The Electro Voice RE20 has become a staple over the last 20+ years, and is considered the Gold Standard in Broadcasting. Just take a look around on television and you may spot one! In fact, I was watching the Show “Love” on Netflix awhile back, and one of the characters (who was a broadcaster) used an RE20 in his radio station.
One of the most prominent features is it’s lack of a proximity effect. Where as most mics require you to be at a specific distance and position in relation to the mic, the RE20 is very forgiving. It’s sweet-spot is much larger in diameter and you can get away with talking into it from pretty much anywhere!
It’s also very forgiving of your less than ideal studio environment, not unlike other dynamic microphones. It does a phenomenal job of rejecting background and ambient noise, with minimal room treatment.
The holy grail of broadcasting. Gold Standard?
Retro 60’s charm.
Sweetspot is like basketball sized. Lots of freedom and movement allowed.
Built like a tank. 3 year factory warranty. You may be able to kill a Soviet bear with it according to one amazon reviewer (Lol).
Uses “Variable D” to prevent positional sound issues such as gain differences. It in essence enables your voice to sound full from an array of different angles, distances, and directions.
Flat sound and Bass roll off switches on mic.
Features heavy duty internal shock-mount and pop-filter.
True reproduction of sound. Flat and true. You can always add EQ and effects later.
I honestly couldn’t find anything negative about it that was noteworthy enough to mention.
Who this mic benefits?
Endorsed for all of the following:
Bass drums or bass amps because of that low end rumble.
Does well with loud vocals such as death metal.
Hip-hop vocals/Deeper male vocals.
Wouldn’t recommend for:
What you will need?
A good preamp, or an audio interface in conjunction with the Cloudlifter. Your audio interface. The Cloudlifter in essence provides the extra 25 dB of clean gain required to power this mic effectively. If you don’t want to drop the money on a preamp, this is the perfect route.
So to save money, your chain would look like this:
Focusrite Scarlett 2i2 + Cloudlifter + RE20. That would be my recommendation to cut costs. In addition to that:
A standard condenser mic shock mount, boom arm, and windscreen works fine according to an amazon reviewer. You could also opt for the Electrovoice 309A shock mount, and the RODE PSA-1 Boom arm, which are both stellar as well. In my opinion, you really want to make sure you invest in a good boom arm because of how solidly built this beast is. It’s like Conan the Barbarian in mic form.
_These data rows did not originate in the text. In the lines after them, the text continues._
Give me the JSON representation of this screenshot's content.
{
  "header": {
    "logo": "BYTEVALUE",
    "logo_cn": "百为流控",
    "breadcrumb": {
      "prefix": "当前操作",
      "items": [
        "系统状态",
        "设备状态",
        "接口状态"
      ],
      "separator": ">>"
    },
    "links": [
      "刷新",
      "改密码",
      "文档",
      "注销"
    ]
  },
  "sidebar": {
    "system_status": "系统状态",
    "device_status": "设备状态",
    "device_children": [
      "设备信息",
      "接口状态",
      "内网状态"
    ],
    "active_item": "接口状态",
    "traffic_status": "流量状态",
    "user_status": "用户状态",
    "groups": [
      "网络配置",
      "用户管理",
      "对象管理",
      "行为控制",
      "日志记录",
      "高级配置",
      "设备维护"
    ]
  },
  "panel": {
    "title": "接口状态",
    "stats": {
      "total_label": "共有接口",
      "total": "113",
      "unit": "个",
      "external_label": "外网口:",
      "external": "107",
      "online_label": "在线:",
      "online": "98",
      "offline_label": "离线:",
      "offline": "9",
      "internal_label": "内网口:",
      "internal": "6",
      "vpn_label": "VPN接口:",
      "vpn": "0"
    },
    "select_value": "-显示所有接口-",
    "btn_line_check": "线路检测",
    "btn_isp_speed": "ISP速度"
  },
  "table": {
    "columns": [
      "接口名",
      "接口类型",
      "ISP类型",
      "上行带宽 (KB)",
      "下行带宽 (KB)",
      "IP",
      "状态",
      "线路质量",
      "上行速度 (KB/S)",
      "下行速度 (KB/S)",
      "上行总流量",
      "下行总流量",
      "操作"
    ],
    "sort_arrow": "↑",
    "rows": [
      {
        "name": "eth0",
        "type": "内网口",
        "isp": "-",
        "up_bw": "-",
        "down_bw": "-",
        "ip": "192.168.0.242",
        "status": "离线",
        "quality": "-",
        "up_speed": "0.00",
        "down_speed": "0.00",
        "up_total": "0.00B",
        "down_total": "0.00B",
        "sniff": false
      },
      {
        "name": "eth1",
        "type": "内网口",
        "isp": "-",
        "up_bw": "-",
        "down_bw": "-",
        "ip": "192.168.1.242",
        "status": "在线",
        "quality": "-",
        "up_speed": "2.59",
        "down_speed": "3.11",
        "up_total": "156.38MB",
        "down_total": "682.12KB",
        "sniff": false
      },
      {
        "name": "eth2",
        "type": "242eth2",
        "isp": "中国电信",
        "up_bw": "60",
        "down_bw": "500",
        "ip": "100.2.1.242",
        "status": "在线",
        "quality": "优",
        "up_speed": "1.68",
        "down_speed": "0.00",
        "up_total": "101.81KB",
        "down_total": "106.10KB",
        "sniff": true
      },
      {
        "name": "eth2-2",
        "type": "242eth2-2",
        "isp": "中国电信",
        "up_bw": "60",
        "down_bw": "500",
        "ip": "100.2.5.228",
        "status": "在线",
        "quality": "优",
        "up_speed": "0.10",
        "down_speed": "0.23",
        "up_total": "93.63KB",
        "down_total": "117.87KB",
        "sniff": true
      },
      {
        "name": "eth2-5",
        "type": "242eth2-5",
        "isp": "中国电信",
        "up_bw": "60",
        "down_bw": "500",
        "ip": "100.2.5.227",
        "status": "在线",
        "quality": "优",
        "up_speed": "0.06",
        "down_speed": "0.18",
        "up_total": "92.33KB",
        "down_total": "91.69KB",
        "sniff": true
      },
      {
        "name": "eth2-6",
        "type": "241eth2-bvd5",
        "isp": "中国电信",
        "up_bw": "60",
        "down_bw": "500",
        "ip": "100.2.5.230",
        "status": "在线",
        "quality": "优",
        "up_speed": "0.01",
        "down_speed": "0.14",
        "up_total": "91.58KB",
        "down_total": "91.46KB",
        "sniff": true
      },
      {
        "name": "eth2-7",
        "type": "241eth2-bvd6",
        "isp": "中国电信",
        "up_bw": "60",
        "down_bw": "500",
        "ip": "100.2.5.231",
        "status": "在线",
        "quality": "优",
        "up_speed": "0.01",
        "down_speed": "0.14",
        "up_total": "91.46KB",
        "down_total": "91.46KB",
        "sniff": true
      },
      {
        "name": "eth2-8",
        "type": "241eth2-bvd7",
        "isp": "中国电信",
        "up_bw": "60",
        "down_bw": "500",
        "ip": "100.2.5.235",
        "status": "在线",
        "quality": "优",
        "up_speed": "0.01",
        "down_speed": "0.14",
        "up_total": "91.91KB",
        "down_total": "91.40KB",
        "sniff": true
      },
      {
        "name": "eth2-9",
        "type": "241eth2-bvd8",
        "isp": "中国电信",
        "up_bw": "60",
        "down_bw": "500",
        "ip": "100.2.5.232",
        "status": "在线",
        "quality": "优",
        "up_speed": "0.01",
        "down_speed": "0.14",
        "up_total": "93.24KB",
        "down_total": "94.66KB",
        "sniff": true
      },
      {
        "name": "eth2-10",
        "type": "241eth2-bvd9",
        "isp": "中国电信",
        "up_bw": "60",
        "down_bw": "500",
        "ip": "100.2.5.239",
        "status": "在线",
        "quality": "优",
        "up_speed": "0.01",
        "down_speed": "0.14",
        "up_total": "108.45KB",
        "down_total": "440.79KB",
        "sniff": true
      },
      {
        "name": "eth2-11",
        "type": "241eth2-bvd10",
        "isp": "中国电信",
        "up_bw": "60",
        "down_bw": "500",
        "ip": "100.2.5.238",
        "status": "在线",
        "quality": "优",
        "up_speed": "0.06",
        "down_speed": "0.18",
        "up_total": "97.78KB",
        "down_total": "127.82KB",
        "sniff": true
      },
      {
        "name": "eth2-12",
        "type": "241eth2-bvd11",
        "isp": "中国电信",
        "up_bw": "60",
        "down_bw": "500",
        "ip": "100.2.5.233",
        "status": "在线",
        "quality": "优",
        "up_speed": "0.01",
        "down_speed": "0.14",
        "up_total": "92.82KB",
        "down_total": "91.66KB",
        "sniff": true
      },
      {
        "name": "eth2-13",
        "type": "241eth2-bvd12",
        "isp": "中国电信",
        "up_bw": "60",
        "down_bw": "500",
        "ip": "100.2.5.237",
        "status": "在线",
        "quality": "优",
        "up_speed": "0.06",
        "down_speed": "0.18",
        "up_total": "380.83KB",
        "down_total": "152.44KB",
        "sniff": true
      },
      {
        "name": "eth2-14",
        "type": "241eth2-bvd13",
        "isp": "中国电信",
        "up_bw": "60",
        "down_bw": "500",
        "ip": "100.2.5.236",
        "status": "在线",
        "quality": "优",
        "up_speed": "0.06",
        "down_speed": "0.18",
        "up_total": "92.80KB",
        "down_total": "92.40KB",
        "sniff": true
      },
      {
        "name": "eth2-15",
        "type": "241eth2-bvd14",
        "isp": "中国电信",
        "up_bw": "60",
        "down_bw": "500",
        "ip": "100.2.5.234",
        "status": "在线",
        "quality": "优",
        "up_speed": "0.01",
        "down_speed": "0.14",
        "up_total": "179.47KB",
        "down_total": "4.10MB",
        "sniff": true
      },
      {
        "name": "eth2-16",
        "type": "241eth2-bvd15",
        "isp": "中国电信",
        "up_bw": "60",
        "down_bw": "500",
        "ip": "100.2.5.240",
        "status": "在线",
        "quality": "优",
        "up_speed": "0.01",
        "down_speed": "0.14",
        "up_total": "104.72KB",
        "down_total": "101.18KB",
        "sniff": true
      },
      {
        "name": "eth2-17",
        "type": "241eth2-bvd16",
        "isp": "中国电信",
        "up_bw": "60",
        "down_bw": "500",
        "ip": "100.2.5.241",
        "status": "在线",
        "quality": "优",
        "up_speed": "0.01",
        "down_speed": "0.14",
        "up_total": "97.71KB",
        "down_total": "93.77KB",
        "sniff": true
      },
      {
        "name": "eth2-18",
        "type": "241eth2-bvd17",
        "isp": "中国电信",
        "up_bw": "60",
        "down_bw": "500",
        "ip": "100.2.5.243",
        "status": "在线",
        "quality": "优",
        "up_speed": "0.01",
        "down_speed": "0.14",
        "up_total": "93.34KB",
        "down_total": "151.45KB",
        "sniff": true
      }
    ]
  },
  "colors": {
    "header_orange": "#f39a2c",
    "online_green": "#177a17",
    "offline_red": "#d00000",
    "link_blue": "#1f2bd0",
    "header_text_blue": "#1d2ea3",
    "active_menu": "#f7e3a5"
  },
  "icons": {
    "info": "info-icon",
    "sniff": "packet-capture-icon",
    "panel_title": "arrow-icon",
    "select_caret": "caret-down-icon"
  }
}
If you don’t want to bother with a Preamp or Cloudlifter solution, the Shure X2U XLR to USB adapter is just about the easiest hook up on the planet (aside from soliciting a prostitute). 😛
ESPN’s Mike and Mike in the morning utilizes an RE20. Thom Yorke of Radiohead also uses one for webcasts, and used one for the album “In Rainbows.” The lead vocals on Bob Dylan’s “Blood on the tracks” used an RE20.
A rock solid and versatile microphone with a more than forgiving nature. Just make sure your audio chain is set up properly, and to suit YOUR taste.
Similarities & Differences
Both have similar look and feel.
The RE20 may sound more natural with a flatter response, due to the neodymium magnet used in the RE27 (which makes the RE27 sound brighter).
The RE27 has an improved frequency response.
The RE27 may be more forgiving.
The RE27 may do better for you on kick drums and bass cabs, but less so on vocals.
The RE27 is a bit more colored overall.
The RE27 may bring out the high end and has a little more power. It is said to be brighter and more pronounced. Some people claim this gives it a forced sound at the top, with a sucked out mid-range, rendering it rather dull.
The RE27 has 6dB higher sensitivity.
The RE27 has a high end roll off switch, as well as two other filters.
The RE20 just has a nice low end resonance that is very rare to find. It’s smooth and lush. The highs are very clean and natural as opposed to forced like the RE27.
Think about the type of sound you want before purchasing either of these. If you need a brighter sound and have a heavier voice, the RE27 may be your boy. If you prefer a darker, flatter, more radio type sound, the RE20 is a beast. It’s much more flexible due to it’s neutral response. It really comes down to preference, and if you need the added features that the upgraded model provides. The RE20 is my choice because of two things: 1) It’s easier to EQ, and you will do less EQ’ing with it overall. 2) I’m an original type of fella. I want to hear the first that came along, and in this case that’s the RE20.
Stu is determined to provide the truth about all things audio, and strives to deliver excellent content to you the reader! In his spare time, he likes to fish, paint, play guitar, attend church, take photos, record videos, graphic design, and more. His attention to detail and perfectionist attitude are what allow him to excel, but it can be both a blessing and a hindrance at times.